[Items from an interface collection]
****

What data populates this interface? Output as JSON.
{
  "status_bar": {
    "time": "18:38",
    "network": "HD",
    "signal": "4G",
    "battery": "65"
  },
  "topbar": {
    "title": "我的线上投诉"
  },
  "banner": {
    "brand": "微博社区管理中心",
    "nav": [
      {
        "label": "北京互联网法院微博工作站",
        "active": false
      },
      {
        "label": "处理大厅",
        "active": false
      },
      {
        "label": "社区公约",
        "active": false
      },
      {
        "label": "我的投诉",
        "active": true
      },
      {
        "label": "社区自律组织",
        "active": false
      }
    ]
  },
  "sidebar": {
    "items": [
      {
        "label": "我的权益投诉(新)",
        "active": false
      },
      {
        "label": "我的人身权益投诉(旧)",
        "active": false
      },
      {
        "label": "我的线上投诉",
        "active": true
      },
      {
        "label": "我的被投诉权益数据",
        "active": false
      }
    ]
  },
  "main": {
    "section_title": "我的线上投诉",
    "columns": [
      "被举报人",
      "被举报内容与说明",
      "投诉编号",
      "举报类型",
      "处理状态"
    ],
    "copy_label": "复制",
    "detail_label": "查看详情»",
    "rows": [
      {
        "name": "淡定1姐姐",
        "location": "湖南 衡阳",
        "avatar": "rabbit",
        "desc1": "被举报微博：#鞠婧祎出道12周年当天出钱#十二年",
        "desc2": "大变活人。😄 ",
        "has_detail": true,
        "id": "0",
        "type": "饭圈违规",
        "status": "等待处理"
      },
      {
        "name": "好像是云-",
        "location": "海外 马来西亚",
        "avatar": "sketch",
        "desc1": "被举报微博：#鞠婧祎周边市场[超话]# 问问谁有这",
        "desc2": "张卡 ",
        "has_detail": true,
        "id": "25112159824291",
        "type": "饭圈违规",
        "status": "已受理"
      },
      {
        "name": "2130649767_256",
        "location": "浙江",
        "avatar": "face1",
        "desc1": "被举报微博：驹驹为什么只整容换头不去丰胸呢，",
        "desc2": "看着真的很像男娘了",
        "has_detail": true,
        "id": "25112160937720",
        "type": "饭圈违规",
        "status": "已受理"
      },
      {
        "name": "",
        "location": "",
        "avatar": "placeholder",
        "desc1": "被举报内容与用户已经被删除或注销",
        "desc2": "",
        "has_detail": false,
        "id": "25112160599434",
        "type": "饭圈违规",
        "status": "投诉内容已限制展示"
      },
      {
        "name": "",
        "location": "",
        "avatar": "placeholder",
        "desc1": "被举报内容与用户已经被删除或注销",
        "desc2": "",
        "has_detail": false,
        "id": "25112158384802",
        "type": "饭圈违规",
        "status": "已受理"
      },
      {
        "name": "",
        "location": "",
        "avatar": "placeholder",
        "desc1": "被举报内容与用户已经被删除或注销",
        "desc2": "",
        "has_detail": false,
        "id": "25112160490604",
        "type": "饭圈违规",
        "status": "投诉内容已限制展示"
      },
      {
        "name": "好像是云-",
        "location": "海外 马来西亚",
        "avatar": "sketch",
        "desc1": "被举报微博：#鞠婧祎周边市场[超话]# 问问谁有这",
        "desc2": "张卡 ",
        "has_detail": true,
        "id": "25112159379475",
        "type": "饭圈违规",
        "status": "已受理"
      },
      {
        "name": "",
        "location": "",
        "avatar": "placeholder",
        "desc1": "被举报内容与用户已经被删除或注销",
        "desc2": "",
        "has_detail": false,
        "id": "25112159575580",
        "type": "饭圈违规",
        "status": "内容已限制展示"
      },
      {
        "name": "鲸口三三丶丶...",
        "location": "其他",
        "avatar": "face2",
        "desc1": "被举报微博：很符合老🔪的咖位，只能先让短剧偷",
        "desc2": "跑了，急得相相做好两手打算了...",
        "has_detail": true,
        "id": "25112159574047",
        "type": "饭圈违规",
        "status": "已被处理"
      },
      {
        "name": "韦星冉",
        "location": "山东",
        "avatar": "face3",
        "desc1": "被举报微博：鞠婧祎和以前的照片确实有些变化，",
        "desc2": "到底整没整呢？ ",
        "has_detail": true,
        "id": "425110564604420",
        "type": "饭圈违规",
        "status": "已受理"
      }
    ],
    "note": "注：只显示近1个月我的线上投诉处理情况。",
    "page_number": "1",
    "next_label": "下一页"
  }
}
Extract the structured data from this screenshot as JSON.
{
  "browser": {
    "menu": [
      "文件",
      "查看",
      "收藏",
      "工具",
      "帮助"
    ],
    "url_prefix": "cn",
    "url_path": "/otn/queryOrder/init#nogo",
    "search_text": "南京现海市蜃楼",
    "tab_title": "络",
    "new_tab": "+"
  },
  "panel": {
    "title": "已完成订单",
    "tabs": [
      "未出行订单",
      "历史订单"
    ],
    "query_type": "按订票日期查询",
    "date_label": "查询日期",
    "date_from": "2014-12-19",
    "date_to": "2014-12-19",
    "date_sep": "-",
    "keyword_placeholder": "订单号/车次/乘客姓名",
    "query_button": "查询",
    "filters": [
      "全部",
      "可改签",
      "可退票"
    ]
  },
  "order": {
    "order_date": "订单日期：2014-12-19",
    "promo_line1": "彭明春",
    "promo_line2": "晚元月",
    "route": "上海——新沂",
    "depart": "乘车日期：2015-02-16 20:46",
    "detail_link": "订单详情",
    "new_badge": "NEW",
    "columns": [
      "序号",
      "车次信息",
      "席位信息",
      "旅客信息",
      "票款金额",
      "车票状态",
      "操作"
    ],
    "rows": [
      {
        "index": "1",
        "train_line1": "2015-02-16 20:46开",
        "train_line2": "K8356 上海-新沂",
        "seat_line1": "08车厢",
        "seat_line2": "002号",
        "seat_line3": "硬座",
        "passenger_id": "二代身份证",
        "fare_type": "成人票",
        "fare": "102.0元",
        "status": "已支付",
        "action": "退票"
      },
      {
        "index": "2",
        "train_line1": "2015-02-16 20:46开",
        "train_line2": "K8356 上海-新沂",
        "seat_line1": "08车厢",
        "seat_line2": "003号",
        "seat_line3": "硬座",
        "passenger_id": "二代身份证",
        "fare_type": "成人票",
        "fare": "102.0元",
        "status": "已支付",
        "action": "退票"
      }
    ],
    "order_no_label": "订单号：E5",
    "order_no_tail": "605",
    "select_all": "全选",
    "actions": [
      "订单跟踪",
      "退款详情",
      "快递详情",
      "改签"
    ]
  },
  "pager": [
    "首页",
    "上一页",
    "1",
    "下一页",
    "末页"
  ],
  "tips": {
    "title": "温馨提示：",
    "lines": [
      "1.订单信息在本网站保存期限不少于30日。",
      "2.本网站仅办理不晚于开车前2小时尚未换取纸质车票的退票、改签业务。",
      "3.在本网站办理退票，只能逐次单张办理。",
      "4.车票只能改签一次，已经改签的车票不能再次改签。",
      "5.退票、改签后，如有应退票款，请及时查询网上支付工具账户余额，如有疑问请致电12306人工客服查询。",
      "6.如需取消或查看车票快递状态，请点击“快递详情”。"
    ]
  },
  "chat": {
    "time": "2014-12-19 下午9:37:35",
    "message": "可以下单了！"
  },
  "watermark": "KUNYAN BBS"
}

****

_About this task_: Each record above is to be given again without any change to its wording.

_Answer section_:
What data populates this interface? Output as JSON.
{
  "status_bar": {
    "time": "18:38",
    "network": "HD",
    "signal": "4G",
    "battery": "65"
  },
  "topbar": {
    "title": "我的线上投诉"
  },
  "banner": {
    "brand": "微博社区管理中心",
    "nav": [
      {
        "label": "北京互联网法院微博工作站",
        "active": false
      },
      {
        "label": "处理大厅",
        "active": false
      },
      {
        "label": "社区公约",
        "active": false
      },
      {
        "label": "我的投诉",
        "active": true
      },
      {
        "label": "社区自律组织",
        "active": false
      }
    ]
  },
  "sidebar": {
    "items": [
      {
        "label": "我的权益投诉(新)",
        "active": false
      },
      {
        "label": "我的人身权益投诉(旧)",
        "active": false
      },
      {
        "label": "我的线上投诉",
        "active": true
      },
      {
        "label": "我的被投诉权益数据",
        "active": false
      }
    ]
  },
  "main": {
    "section_title": "我的线上投诉",
    "columns": [
      "被举报人",
      "被举报内容与说明",
      "投诉编号",
      "举报类型",
      "处理状态"
    ],
    "copy_label": "复制",
    "detail_label": "查看详情»",
    "rows": [
      {
        "name": "淡定1姐姐",
        "location": "湖南 衡阳",
        "avatar": "rabbit",
        "desc1": "被举报微博：#鞠婧祎出道12周年当天出钱#十二年",
        "desc2": "大变活人。😄 ",
        "has_detail": true,
        "id": "0",
        "type": "饭圈违规",
        "status": "等待处理"
      },
      {
        "name": "好像是云-",
        "location": "海外 马来西亚",
        "avatar": "sketch",
        "desc1": "被举报微博：#鞠婧祎周边市场[超话]# 问问谁有这",
        "desc2": "张卡 ",
        "has_detail": true,
        "id": "25112159824291",
        "type": "饭圈违规",
        "status": "已受理"
      },
      {
        "name": "2130649767_256",
        "location": "浙江",
        "avatar": "face1",
        "desc1": "被举报微博：驹驹为什么只整容换头不去丰胸呢，",
        "desc2": "看着真的很像男娘了",
        "has_detail": true,
        "id": "25112160937720",
        "type": "饭圈违规",
        "status": "已受理"
      },
      {
        "name": "",
        "location": "",
        "avatar": "placeholder",
        "desc1": "被举报内容与用户已经被删除或注销",
        "desc2": "",
        "has_detail": false,
        "id": "25112160599434",
        "type": "饭圈违规",
        "status": "投诉内容已限制展示"
      },
      {
        "name": "",
        "location": "",
        "avatar": "placeholder",
        "desc1": "被举报内容与用户已经被删除或注销",
        "desc2": "",
        "has_detail": false,
        "id": "25112158384802",
        "type": "饭圈违规",
        "status": "已受理"
      },
      {
        "name": "",
        "location": "",
        "avatar": "placeholder",
        "desc1": "被举报内容与用户已经被删除或注销",
        "desc2": "",
        "has_detail": false,
        "id": "25112160490604",
        "type": "饭圈违规",
        "status": "投诉内容已限制展示"
      },
      {
        "name": "好像是云-",
        "location": "海外 马来西亚",
        "avatar": "sketch",
        "desc1": "被举报微博：#鞠婧祎周边市场[超话]# 问问谁有这",
        "desc2": "张卡 ",
        "has_detail": true,
        "id": "25112159379475",
        "type": "饭圈违规",
        "status": "已受理"
      },
      {
        "name": "",
        "location": "",
        "avatar": "placeholder",
        "desc1": "被举报内容与用户已经被删除或注销",
        "desc2": "",
        "has_detail": false,
        "id": "25112159575580",
        "type": "饭圈违规",
        "status": "内容已限制展示"
      },
      {
        "name": "鲸口三三丶丶...",
        "location": "其他",
        "avatar": "face2",
        "desc1": "被举报微博：很符合老🔪的咖位，只能先让短剧偷",
        "desc2": "跑了，急得相相做好两手打算了...",
        "has_detail": true,
        "id": "25112159574047",
        "type": "饭圈违规",
        "status": "已被处理"
      },
      {
        "name": "韦星冉",
        "location": "山东",
        "avatar": "face3",
        "desc1": "被举报微博：鞠婧祎和以前的照片确实有些变化，",
        "desc2": "到底整没整呢？ ",
        "has_detail": true,
        "id": "425110564604420",
        "type": "饭圈违规",
        "status": "已受理"
      }
    ],
    "note": "注：只显示近1个月我的线上投诉处理情况。",
    "page_number": "1",
    "next_label": "下一页"
  }
}
Extract the structured data from this screenshot as JSON.
{
  "browser": {
    "menu": [
      "文件",
      "查看",
      "收藏",
      "工具",
      "帮助"
    ],
    "url_prefix": "cn",
    "url_path": "/otn/queryOrder/init#nogo",
    "search_text": "南京现海市蜃楼",
    "tab_title": "络",
    "new_tab": "+"
  },
  "panel": {
    "title": "已完成订单",
    "tabs": [
      "未出行订单",
      "历史订单"
    ],
    "query_type": "按订票日期查询",
    "date_label": "查询日期",
    "date_from": "2014-12-19",
    "date_to": "2014-12-19",
    "date_sep": "-",
    "keyword_placeholder": "订单号/车次/乘客姓名",
    "query_button": "查询",
    "filters": [
      "全部",
      "可改签",
      "可退票"
    ]
  },
  "order": {
    "order_date": "订单日期：2014-12-19",
    "promo_line1": "彭明春",
    "promo_line2": "晚元月",
    "route": "上海——新沂",
    "depart": "乘车日期：2015-02-16 20:46",
    "detail_link": "订单详情",
    "new_badge": "NEW",
    "columns": [
      "序号",
      "车次信息",
      "席位信息",
      "旅客信息",
      "票款金额",
      "车票状态",
      "操作"
    ],
    "rows": [
      {
        "index": "1",
        "train_line1": "2015-02-16 20:46开",
        "train_line2": "K8356 上海-新沂",
        "seat_line1": "08车厢",
        "seat_line2": "002号",
        "seat_line3": "硬座",
        "passenger_id": "二代身份证",
        "fare_type": "成人票",
        "fare": "102.0元",
        "status": "已支付",
        "action": "退票"
      },
      {
        "index": "2",
        "train_line1": "2015-02-16 20:46开",
        "train_line2": "K8356 上海-新沂",
        "seat_line1": "08车厢",
        "seat_line2": "003号",
        "seat_line3": "硬座",
        "passenger_id": "二代身份证",
        "fare_type": "成人票",
        "fare": "102.0元",
        "status": "已支付",
        "action": "退票"
      }
    ],
    "order_no_label": "订单号：E5",
    "order_no_tail": "605",
    "select_all": "全选",
    "actions": [
      "订单跟踪",
      "退款详情",
      "快递详情",
      "改签"
    ]
  },
  "pager": [
    "首页",
    "上一页",
    "1",
    "下一页",
    "末页"
  ],
  "tips": {
    "title": "温馨提示：",
    "lines": [
      "1.订单信息在本网站保存期限不少于30日。",
      "2.本网站仅办理不晚于开车前2小时尚未换取纸质车票的退票、改签业务。",
      "3.在本网站办理退票，只能逐次单张办理。",
      "4.车票只能改签一次，已经改签的车票不能再次改签。",
      "5.退票、改签后，如有应退票款，请及时查询网上支付工具账户余额，如有疑问请致电12306人工客服查询。",
      "6.如需取消或查看车票快递状态，请点击“快递详情”。"
    ]
  },
  "chat": {
    "time": "2014-12-19 下午9:37:35",
    "message": "可以下单了！"
  },
  "watermark": "KUNYAN BBS"
}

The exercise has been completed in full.